Content starts
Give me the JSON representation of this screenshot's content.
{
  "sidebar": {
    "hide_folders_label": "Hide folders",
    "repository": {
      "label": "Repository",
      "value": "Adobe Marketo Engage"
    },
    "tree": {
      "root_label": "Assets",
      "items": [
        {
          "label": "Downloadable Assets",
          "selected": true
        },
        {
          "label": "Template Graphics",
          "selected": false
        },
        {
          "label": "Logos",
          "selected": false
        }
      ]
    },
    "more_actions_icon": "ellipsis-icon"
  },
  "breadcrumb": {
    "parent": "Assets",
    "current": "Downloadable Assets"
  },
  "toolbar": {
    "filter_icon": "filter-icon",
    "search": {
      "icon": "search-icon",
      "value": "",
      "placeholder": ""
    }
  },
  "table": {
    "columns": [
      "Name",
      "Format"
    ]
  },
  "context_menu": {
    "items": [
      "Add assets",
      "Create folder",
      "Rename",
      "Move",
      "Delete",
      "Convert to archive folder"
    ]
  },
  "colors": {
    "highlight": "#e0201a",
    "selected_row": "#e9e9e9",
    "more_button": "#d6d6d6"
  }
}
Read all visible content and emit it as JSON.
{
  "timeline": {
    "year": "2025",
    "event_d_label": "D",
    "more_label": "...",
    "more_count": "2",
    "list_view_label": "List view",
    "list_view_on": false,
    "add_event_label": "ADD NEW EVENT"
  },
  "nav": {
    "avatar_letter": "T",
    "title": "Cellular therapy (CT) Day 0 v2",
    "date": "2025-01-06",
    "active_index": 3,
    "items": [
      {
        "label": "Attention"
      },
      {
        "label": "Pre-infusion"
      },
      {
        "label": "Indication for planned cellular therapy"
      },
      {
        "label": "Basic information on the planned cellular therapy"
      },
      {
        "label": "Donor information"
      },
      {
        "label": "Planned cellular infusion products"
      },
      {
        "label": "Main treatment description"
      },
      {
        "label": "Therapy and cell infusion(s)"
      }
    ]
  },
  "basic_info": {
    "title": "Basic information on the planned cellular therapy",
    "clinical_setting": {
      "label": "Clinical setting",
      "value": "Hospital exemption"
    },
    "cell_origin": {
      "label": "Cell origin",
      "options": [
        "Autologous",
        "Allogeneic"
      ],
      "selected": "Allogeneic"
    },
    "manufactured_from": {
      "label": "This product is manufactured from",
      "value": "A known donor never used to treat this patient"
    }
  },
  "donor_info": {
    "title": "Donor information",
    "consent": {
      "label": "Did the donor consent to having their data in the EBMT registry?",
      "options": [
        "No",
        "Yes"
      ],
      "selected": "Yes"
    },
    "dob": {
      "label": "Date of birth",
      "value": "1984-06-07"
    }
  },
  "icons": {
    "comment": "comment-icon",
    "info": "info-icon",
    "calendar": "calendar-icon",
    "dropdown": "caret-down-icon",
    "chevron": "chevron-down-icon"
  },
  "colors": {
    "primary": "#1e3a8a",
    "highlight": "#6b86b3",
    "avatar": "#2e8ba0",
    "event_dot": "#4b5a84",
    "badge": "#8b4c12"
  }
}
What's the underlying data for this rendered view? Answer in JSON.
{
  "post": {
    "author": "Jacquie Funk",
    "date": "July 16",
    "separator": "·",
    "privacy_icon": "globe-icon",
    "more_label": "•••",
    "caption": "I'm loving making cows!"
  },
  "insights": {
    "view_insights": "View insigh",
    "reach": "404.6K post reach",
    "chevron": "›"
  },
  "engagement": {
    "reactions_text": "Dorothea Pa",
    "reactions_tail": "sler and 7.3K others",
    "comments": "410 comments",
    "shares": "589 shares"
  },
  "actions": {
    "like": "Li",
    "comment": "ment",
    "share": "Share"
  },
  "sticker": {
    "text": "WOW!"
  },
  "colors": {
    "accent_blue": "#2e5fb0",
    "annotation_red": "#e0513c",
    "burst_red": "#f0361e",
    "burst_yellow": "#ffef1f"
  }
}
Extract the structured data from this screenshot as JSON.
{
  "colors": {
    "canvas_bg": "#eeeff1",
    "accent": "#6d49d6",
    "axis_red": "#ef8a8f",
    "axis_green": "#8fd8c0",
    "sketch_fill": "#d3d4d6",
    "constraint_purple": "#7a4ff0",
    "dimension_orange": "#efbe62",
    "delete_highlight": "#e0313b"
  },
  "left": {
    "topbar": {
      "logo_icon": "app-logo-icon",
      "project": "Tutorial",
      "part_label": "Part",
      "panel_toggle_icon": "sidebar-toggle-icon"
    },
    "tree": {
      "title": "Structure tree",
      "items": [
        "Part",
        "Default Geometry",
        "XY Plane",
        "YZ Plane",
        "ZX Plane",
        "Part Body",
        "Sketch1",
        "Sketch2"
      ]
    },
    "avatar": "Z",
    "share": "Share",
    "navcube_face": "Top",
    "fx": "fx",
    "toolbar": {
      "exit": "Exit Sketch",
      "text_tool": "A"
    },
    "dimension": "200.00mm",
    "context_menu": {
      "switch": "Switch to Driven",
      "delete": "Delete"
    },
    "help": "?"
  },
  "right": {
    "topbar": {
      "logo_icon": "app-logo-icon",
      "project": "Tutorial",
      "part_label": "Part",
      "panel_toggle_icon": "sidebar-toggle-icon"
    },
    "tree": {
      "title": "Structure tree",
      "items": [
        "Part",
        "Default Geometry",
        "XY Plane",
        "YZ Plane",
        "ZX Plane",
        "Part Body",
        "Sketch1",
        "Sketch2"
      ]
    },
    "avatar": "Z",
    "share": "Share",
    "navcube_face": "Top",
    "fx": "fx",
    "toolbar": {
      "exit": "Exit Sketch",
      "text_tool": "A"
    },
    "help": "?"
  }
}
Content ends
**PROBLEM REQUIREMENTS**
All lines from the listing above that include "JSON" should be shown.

**SOLUTION TO THE EXERCISE**
Give me the JSON representation of this screenshot's content.
Read all visible content and emit it as JSON.
What's the underlying data for this rendered view? Answer in JSON.
Extract the structured data from this screenshot as JSON.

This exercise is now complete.